The wastewater treatment plant in Niagara Falls, where in 2012...

The wastewater treatment plant in Niagara Falls, where in 2012 officials banned the treatment of wastewater from hydraulic fracturing. Credit: AP / David Duprey

It has been almost 40 years since the nation heard the cries for help from Love Canal, a neighborhood in upstate Niagara Falls, where a school was built on a toxic dump filled with 21,000 tons of chemical waste. Children were sick, parents were scared and families lost their homes.

I know, because my children, my family and my home were among them. After years of fighting, hundreds of families were relocated and cleanup efforts were begun.

The Love Canal crisis created awareness of the health dangers presented by environmental pollutants, especially to pregnant women and young children. And it gave impetus to the Superfund program, begun in 1980, which allows communities to hold corporations responsible for cleaning up contamination.

But now a pending action by Environmental Protection Agency Administrator Scott Pruitt threatens to strip away that power.

The cornerstone of the Superfund program, signed into law by President Jimmy Carter, is the “polluter pays” principle. That worked well for years, including under Presidents Ronald Reagan, George H.W. Bush and Bill Clinton, all of whom supported the program and the tax that funded it.
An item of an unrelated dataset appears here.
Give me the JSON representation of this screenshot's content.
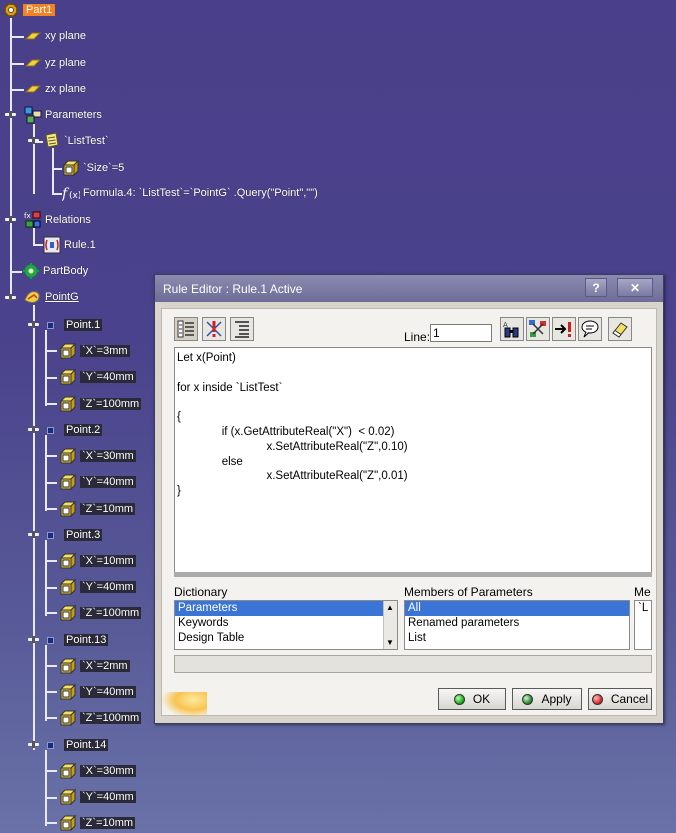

Then, in 1995, Congress allowed the tax to expire. By 2003, the entire financial burden of paying to clean up the worst orphan toxic sites fell to taxpayers. As a result, the number of toxic sites cleaned up sharply declined.

Now along comes Pruitt, proclaiming that Superfund is his priority. As the “mother of Superfund,” as I am sometimes called, I should be thrilled. Instead, I’m terrified.
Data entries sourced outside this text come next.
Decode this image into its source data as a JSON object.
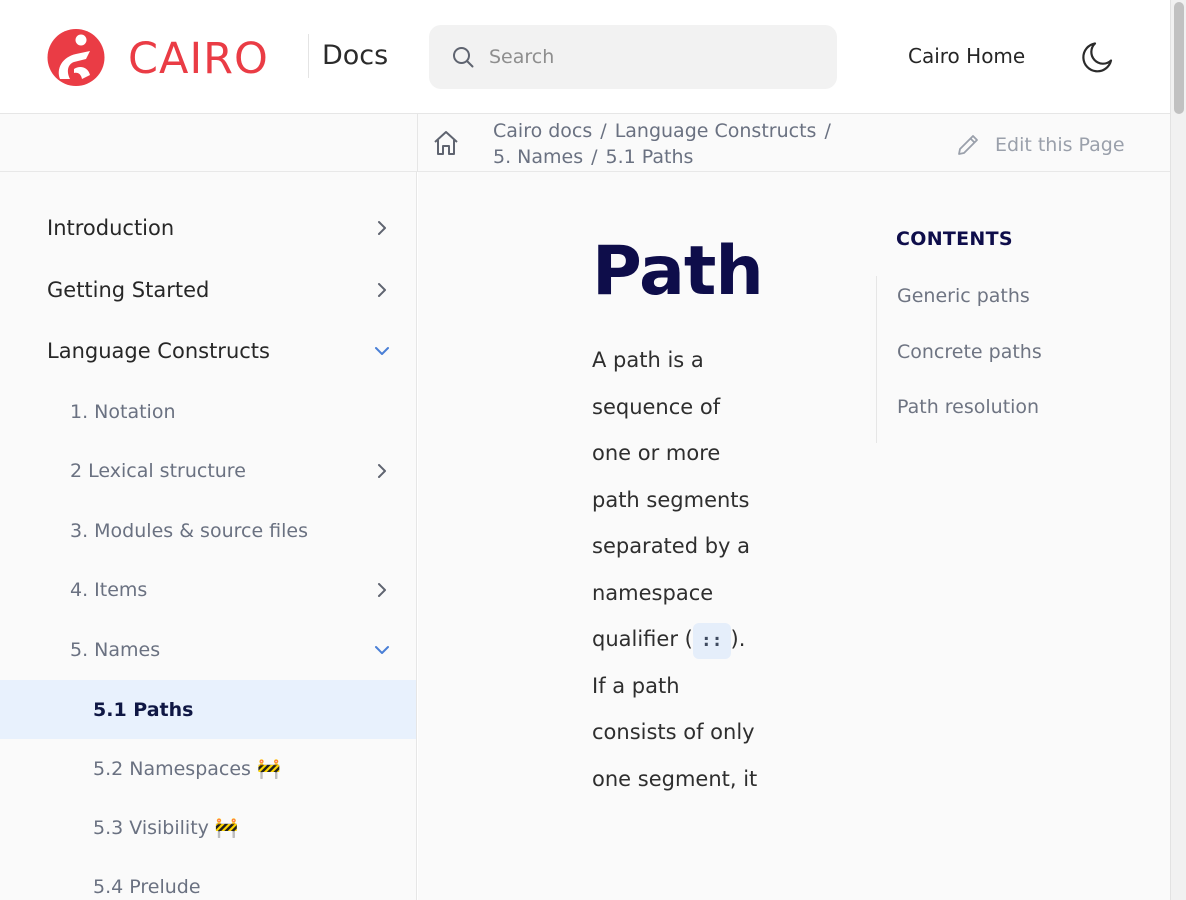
{
  "header": {
    "brand": "CAIRO",
    "docs_label": "Docs",
    "search_placeholder": "Search",
    "home_link": "Cairo Home"
  },
  "breadcrumb": {
    "items": [
      "Cairo docs",
      "Language Constructs",
      "5. Names",
      "5.1 Paths"
    ],
    "edit_label": "Edit this Page"
  },
  "sidebar": {
    "items": [
      {
        "label": "Introduction",
        "level": 1,
        "chevron": "right"
      },
      {
        "label": "Getting Started",
        "level": 1,
        "chevron": "right"
      },
      {
        "label": "Language Constructs",
        "level": 1,
        "chevron": "down"
      },
      {
        "label": "1. Notation",
        "level": 2,
        "chevron": "none"
      },
      {
        "label": "2 Lexical structure",
        "level": 2,
        "chevron": "right"
      },
      {
        "label": "3. Modules & source files",
        "level": 2,
        "chevron": "none"
      },
      {
        "label": "4. Items",
        "level": 2,
        "chevron": "right"
      },
      {
        "label": "5. Names",
        "level": 2,
        "chevron": "down"
      },
      {
        "label": "5.1 Paths",
        "level": 3,
        "chevron": "none",
        "active": true
      },
      {
        "label": "5.2 Namespaces 🚧",
        "level": 3,
        "chevron": "none"
      },
      {
        "label": "5.3 Visibility 🚧",
        "level": 3,
        "chevron": "none"
      },
      {
        "label": "5.4 Prelude",
        "level": 3,
        "chevron": "none"
      }
    ]
  },
  "content": {
    "title": "Path",
    "para_before": "A path is a sequence of one or more path segments separated by a namespace qualifier (",
    "code": "::",
    "para_after": "). If a path consists of only one segment, it"
  },
  "toc": {
    "title": "CONTENTS",
    "items": [
      "Generic paths",
      "Concrete paths",
      "Path resolution"
    ]
  },
  "colors": {
    "brand": "#ea3c45",
    "title": "#0e0d4a",
    "active_bg": "#e8f1fd",
    "chevron_down": "#4a7fd6"
  }
}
Pruitt created a Superfund task force, whose recommendations were released in late July. His proposal would let responsible parties agree to clean up a site to avoid the stigma of being listed on the National Priority List. That gives power to corporations and takes it away from communities harmed by the toxic sites.

Making matters worse is Pruitt’s support for a 34 percent cut to his agency’s funding, which would reduce funding for Superfund sites by $330 million annually.

There are 1,300 sites on the Superfund list, many of which have languished for years, as dangerous chemicals continue to seep into the ground. Nearly 53 million people live within 3 miles of a Superfund site; 46 percent are people of color and 15 percent live below the poverty line.

Recently, a people’s task force on the future of the Superfund program released a series of recommendations for the Superfund program. The task force is composed of representatives of 25 Superfund sites and 70 environmental organizations. It calls for greater transparency and accountability, including the restitution of the Polluters Pay Tax.

If Pruitt truly wants to protect people around Superfund sites, he should hold polluters, not taxpayers, responsible for cleanup costs. He should also continue the technical assistance grants that provide communities with the information they need to understand their cleanup options.

Pruitt must protect the power of communities to hold polluters responsible, because after 40 years, it is painfully clear that we can’t count on corporations to do the right thing.

Lois Marie Gibbs is the founder of the Center for Health, Environment and Justice, a nonprofit organization and a project of the People’s Action Institute. She wrote this for Progressive Media Project.